:: Work request ::
Pictures are not part of the copy; retype all the records below exactly.

:: Listed entries ::
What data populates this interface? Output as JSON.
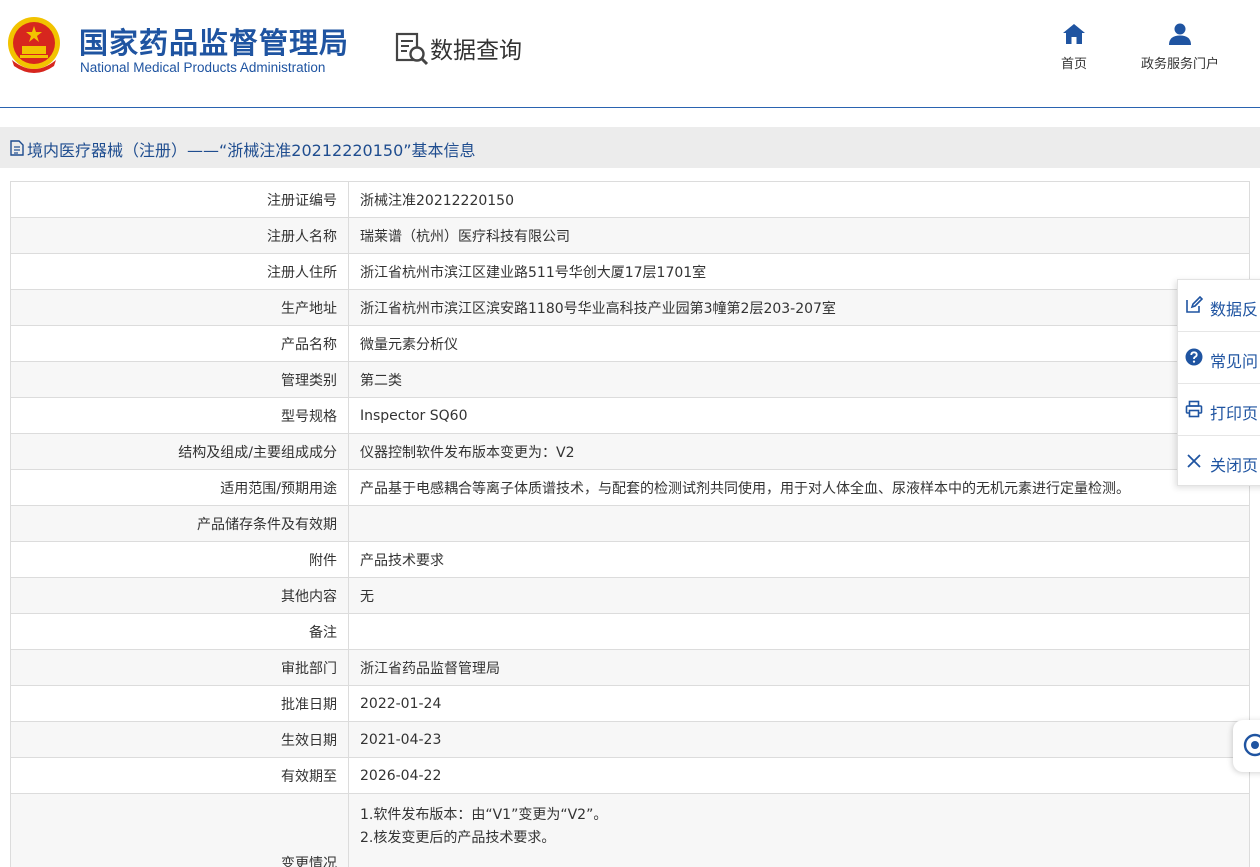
{
  "header": {
    "org_name_cn": "国家药品监督管理局",
    "org_name_en": "National Medical Products Administration",
    "section": "数据查询",
    "nav": [
      {
        "label": "首页",
        "icon": "home-icon"
      },
      {
        "label": "政务服务门户",
        "icon": "user-icon"
      }
    ]
  },
  "page_title": "境内医疗器械（注册）——“浙械注准20212220150”基本信息",
  "rows": [
    {
      "label": "注册证编号",
      "value": "浙械注准20212220150"
    },
    {
      "label": "注册人名称",
      "value": "瑞莱谱（杭州）医疗科技有限公司"
    },
    {
      "label": "注册人住所",
      "value": "浙江省杭州市滨江区建业路511号华创大厦17层1701室"
    },
    {
      "label": "生产地址",
      "value": "浙江省杭州市滨江区滨安路1180号华业高科技产业园第3幢第2层203-207室"
    },
    {
      "label": "产品名称",
      "value": "微量元素分析仪"
    },
    {
      "label": "管理类别",
      "value": "第二类"
    },
    {
      "label": "型号规格",
      "value": "Inspector SQ60"
    },
    {
      "label": "结构及组成/主要组成成分",
      "value": "仪器控制软件发布版本变更为：V2"
    },
    {
      "label": "适用范围/预期用途",
      "value": "产品基于电感耦合等离子体质谱技术，与配套的检测试剂共同使用，用于对人体全血、尿液样本中的无机元素进行定量检测。"
    },
    {
      "label": "产品储存条件及有效期",
      "value": ""
    },
    {
      "label": "附件",
      "value": "产品技术要求"
    },
    {
      "label": "其他内容",
      "value": "无"
    },
    {
      "label": "备注",
      "value": ""
    },
    {
      "label": "审批部门",
      "value": "浙江省药品监督管理局"
    },
    {
      "label": "批准日期",
      "value": "2022-01-24"
    },
    {
      "label": "生效日期",
      "value": "2021-04-23"
    },
    {
      "label": "有效期至",
      "value": "2026-04-22"
    }
  ],
  "change": {
    "label": "变更情况",
    "lines": [
      "1.软件发布版本：由“V1”变更为“V2”。",
      "2.核发变更后的产品技术要求。"
    ]
  },
  "float_panel": [
    {
      "label": "数据反",
      "icon": "edit-icon"
    },
    {
      "label": "常见问",
      "icon": "question-icon"
    },
    {
      "label": "打印页",
      "icon": "print-icon"
    },
    {
      "label": "关闭页",
      "icon": "close-icon"
    }
  ],
  "colors": {
    "brand": "#1f54a1",
    "title": "#1f4d8f",
    "emblem_red": "#d7261e",
    "emblem_gold": "#f2c300"
  }
}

:: Response for this exercise ::
What data populates this interface? Output as JSON.
{
  "header": {
    "org_name_cn": "国家药品监督管理局",
    "org_name_en": "National Medical Products Administration",
    "section": "数据查询",
    "nav": [
      {
        "label": "首页",
        "icon": "home-icon"
      },
      {
        "label": "政务服务门户",
        "icon": "user-icon"
      }
    ]
  },
  "page_title": "境内医疗器械（注册）——“浙械注准20212220150”基本信息",
  "rows": [
    {
      "label": "注册证编号",
      "value": "浙械注准20212220150"
    },
    {
      "label": "注册人名称",
      "value": "瑞莱谱（杭州）医疗科技有限公司"
    },
    {
      "label": "注册人住所",
      "value": "浙江省杭州市滨江区建业路511号华创大厦17层1701室"
    },
    {
      "label": "生产地址",
      "value": "浙江省杭州市滨江区滨安路1180号华业高科技产业园第3幢第2层203-207室"
    },
    {
      "label": "产品名称",
      "value": "微量元素分析仪"
    },
    {
      "label": "管理类别",
      "value": "第二类"
    },
    {
      "label": "型号规格",
      "value": "Inspector SQ60"
    },
    {
      "label": "结构及组成/主要组成成分",
      "value": "仪器控制软件发布版本变更为：V2"
    },
    {
      "label": "适用范围/预期用途",
      "value": "产品基于电感耦合等离子体质谱技术，与配套的检测试剂共同使用，用于对人体全血、尿液样本中的无机元素进行定量检测。"
    },
    {
      "label": "产品储存条件及有效期",
      "value": ""
    },
    {
      "label": "附件",
      "value": "产品技术要求"
    },
    {
      "label": "其他内容",
      "value": "无"
    },
    {
      "label": "备注",
      "value": ""
    },
    {
      "label": "审批部门",
      "value": "浙江省药品监督管理局"
    },
    {
      "label": "批准日期",
      "value": "2022-01-24"
    },
    {
      "label": "生效日期",
      "value": "2021-04-23"
    },
    {
      "label": "有效期至",
      "value": "2026-04-22"
    }
  ],
  "change": {
    "label": "变更情况",
    "lines": [
      "1.软件发布版本：由“V1”变更为“V2”。",
      "2.核发变更后的产品技术要求。"
    ]
  },
  "float_panel": [
    {
      "label": "数据反",
      "icon": "edit-icon"
    },
    {
      "label": "常见问",
      "icon": "question-icon"
    },
    {
      "label": "打印页",
      "icon": "print-icon"
    },
    {
      "label": "关闭页",
      "icon": "close-icon"
    }
  ],
  "colors": {
    "brand": "#1f54a1",
    "title": "#1f4d8f",
    "emblem_red": "#d7261e",
    "emblem_gold": "#f2c300"
  }
}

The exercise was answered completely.